Upon arrival at the clinic or hospital, McKenzie advocates placing an intravenous catheter to simplify diagnostics and to administer fluids. Once a diagnosis is reached (as described above) treatment can begin. Regardless of the cause, the foundation of treatment in most forms of rhabdomyolysis is based around supportive care, however specific subsets of the disorder or clinical signs sometimes necessitate specific treatment modalities including intravenous fluid therapy or vitamin E and selenium supplementation. Some additional important notes on treating rhabdomyolysis include the following:

  • Horses affected by malignant hyperthermia or exhaustion-related hyperthermia require active cooling to keep their body temperature stable within acceptable ranges;
  • If horses have little to no urine production and evidence of possible renal damage they should receive diuretics as long as they are concurrently appropriately hydrated;
  • Horses with anesthetic myopathy, streptococcal rhabdomyolysis, and/or infarctive purpura are known to be violent and difficult to keep comfortable via standard analgesic protocols, so these animals might require multiple pain-relieving drugs. McKenzie stressed that caution must be practiced when using drugs such as flunixin meglumine and phenylbutazone, which can have adverse effects on renal function;
  • Complimentary therapies including antioxidant administration, therapeutic ultrasound, massage, acupuncture, and hyperbaric oxygen therapy might be beneficial for some affected horses;
  • Treatment for horses with infarctive purpura--which, if elected, includes antibiotic therapy and corticosteroids--is generally unsuccessful; and
  • Monitoring blood serum creatine kinase levels (which indicate muscle damage) can help veterinarians decide their course of treatment. She noted that dantrolene sodium can be administered orally to non-fasted horses to reduce or prevent additional muscle damage.

Once an acute rhabdomyolysis episode has been effectively managed, the risk of further episodes can be minimized by protecting the muscles from inappropriate exertion or trauma. For horses with hereditary defects of muscle function, adopting a high-fat and-fiber, low-starch diet and maintaining a consistent exercise program usually provides substantial benefit.

Take-Home Message

Acute rhabdomyolysis episodes can be difficult to manage, but having a solid understanding of what to look for and what to do when the situation arises can help ensure horses receive appropriate medical care. Always seek veterinary attention if acute rhabdomyolysis is observed.

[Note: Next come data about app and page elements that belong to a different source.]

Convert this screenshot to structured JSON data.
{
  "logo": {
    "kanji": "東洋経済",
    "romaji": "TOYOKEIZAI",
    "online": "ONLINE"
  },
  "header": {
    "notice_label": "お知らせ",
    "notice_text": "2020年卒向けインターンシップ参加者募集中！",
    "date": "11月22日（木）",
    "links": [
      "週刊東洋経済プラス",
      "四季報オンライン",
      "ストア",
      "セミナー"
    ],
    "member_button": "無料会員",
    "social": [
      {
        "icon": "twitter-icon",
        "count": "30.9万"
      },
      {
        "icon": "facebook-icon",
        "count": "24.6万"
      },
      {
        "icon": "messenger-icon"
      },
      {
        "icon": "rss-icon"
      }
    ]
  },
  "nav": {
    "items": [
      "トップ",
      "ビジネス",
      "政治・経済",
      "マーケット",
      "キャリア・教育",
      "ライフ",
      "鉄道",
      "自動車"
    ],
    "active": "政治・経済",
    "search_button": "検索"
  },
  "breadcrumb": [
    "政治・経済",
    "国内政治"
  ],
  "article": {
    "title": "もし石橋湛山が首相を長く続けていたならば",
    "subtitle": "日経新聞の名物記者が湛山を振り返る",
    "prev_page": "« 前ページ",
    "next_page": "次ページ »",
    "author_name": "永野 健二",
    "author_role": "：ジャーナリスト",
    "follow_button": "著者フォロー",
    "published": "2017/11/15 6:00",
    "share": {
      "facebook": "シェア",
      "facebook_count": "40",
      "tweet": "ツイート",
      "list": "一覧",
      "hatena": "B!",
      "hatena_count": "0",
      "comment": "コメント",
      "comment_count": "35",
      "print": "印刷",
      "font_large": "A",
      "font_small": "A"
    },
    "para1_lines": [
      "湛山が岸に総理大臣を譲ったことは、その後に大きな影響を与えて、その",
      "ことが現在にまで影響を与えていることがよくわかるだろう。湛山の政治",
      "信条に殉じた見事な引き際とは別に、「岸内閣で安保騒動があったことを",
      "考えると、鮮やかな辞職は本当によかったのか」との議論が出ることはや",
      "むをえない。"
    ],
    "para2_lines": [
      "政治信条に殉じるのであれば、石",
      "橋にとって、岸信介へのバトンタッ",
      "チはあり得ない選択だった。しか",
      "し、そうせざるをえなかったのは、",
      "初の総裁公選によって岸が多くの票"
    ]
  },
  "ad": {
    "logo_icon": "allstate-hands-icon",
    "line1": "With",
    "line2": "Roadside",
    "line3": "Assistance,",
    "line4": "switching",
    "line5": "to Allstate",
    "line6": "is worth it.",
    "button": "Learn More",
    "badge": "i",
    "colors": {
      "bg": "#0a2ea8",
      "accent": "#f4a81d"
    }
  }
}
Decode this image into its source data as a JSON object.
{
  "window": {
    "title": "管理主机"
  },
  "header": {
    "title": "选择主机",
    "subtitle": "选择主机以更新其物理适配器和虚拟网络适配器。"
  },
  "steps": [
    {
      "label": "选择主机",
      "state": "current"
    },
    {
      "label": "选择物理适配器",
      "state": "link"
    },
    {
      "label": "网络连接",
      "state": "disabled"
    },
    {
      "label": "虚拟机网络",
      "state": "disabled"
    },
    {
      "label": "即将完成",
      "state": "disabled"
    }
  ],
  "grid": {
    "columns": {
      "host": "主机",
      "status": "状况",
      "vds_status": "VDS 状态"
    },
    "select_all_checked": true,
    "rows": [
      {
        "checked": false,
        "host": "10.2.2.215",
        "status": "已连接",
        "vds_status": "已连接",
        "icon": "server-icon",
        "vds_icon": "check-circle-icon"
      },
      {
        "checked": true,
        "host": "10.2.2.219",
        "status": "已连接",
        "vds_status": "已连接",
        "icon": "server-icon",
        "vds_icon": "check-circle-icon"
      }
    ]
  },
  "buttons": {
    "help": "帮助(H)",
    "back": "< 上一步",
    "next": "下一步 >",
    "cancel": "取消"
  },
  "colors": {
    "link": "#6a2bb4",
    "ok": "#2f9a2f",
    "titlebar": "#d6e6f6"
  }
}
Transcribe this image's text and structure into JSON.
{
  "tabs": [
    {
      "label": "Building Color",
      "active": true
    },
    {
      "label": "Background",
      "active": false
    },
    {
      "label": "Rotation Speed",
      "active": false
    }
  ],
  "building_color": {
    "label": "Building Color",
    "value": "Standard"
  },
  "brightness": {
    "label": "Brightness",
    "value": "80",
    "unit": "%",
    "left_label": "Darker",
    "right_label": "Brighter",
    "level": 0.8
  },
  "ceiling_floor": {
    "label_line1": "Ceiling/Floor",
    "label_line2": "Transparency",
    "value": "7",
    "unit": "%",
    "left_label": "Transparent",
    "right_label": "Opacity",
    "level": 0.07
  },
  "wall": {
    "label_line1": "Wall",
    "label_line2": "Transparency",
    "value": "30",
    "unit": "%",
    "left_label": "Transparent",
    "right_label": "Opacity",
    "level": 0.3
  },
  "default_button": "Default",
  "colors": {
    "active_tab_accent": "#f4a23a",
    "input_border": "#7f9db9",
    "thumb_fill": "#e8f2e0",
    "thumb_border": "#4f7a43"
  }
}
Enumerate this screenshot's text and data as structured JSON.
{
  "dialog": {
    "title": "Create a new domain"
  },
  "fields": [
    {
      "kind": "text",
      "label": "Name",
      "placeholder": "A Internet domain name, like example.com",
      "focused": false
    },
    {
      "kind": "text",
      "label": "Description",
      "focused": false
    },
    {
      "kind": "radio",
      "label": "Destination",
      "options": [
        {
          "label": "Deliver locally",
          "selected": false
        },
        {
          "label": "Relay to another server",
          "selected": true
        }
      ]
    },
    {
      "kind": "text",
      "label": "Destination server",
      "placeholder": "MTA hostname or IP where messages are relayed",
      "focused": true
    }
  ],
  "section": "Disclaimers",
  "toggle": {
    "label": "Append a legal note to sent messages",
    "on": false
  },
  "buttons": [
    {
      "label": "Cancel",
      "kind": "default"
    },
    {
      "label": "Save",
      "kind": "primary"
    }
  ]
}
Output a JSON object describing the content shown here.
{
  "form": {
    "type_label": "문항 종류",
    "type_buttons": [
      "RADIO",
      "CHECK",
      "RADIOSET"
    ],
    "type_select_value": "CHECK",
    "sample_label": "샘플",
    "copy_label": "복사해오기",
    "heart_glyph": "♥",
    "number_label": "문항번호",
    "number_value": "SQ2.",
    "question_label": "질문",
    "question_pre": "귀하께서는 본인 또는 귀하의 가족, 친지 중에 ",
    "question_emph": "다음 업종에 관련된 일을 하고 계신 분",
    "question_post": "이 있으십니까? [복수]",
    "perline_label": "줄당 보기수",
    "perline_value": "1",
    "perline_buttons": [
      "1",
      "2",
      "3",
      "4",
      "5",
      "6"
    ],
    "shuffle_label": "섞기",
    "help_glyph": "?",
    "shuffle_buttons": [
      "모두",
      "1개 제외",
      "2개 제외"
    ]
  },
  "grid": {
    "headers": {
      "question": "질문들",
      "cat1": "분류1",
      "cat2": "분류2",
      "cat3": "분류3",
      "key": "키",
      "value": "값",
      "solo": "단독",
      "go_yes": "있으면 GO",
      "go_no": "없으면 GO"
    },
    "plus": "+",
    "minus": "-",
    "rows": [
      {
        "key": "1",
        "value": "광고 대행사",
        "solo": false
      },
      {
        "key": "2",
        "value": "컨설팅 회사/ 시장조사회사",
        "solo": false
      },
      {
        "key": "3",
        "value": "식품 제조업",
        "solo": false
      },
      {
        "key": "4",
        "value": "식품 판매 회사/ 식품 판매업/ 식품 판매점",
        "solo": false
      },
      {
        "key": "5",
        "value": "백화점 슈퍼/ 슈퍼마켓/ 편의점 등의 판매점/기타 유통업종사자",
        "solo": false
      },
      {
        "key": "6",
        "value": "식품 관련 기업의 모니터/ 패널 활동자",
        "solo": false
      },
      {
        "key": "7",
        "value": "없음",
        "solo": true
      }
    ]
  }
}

Disclaimer: Seek the advice of a qualified veterinarian before proceeding with any diagnosis, treatment, or therapy.